*Dataset excerpts*:
----------

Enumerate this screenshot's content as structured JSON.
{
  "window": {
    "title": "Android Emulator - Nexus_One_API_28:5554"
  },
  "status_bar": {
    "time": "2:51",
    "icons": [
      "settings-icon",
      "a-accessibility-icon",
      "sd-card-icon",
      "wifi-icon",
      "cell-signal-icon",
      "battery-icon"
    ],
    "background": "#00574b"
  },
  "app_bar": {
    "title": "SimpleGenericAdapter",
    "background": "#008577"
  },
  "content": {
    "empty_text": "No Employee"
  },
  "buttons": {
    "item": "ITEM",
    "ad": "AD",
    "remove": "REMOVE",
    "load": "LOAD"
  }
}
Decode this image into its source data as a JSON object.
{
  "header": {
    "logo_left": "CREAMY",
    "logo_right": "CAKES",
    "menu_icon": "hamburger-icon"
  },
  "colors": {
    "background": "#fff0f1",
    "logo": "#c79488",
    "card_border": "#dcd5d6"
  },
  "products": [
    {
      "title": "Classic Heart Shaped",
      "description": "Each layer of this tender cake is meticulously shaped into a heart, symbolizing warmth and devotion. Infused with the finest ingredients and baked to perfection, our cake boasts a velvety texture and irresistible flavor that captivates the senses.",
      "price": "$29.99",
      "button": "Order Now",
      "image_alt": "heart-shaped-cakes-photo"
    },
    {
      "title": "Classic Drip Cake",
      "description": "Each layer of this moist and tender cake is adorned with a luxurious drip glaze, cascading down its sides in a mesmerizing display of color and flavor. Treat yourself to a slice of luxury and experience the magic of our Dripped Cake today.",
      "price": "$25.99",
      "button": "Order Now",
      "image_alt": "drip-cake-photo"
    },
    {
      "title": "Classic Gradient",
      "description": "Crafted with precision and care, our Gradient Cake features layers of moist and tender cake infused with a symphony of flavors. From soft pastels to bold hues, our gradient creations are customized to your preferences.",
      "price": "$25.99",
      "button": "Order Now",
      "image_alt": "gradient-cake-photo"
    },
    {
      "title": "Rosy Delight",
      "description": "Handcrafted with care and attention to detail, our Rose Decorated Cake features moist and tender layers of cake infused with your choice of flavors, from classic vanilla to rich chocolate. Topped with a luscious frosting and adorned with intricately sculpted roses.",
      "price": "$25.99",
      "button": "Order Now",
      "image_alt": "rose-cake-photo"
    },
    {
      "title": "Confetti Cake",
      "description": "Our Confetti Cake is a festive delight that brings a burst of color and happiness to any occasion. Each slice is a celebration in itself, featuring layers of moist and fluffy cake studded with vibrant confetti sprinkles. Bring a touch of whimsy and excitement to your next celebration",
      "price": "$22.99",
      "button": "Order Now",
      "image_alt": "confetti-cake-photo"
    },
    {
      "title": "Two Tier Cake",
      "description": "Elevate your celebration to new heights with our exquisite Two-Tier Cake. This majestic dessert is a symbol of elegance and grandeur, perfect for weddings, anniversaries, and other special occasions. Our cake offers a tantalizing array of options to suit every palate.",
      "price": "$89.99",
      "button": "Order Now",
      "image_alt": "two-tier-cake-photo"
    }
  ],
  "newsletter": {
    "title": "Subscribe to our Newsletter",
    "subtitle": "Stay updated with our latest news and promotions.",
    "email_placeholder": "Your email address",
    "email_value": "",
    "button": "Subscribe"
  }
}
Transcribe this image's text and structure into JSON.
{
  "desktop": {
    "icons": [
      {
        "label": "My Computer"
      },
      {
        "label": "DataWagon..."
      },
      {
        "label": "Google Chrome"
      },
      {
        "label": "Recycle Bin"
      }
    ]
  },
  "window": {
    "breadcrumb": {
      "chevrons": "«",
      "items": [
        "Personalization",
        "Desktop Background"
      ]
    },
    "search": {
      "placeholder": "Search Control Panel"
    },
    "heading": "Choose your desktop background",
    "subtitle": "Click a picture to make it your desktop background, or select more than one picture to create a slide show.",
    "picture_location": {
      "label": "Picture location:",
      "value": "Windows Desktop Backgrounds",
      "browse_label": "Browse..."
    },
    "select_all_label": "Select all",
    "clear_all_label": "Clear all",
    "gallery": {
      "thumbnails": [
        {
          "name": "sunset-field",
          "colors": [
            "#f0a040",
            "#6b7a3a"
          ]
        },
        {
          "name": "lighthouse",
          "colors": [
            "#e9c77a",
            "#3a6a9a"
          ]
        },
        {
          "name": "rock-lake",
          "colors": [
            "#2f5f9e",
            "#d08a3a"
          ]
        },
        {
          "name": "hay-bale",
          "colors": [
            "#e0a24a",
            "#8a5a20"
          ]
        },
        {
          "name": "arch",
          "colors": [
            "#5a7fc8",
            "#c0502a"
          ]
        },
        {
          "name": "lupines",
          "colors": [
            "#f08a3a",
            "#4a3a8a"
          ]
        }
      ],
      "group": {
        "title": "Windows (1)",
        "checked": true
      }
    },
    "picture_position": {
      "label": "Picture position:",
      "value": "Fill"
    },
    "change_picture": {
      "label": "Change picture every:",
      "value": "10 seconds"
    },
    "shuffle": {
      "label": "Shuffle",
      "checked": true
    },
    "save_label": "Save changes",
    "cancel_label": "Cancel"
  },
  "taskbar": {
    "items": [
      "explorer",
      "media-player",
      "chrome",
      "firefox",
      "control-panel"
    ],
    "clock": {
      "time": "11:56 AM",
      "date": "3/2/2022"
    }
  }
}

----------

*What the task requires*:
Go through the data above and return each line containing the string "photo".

*Exercise result*:
      "image_alt": "heart-shaped-cakes-photo"
      "image_alt": "drip-cake-photo"
      "image_alt": "gradient-cake-photo"
      "image_alt": "rose-cake-photo"
      "image_alt": "confetti-cake-photo"
      "image_alt": "two-tier-cake-photo"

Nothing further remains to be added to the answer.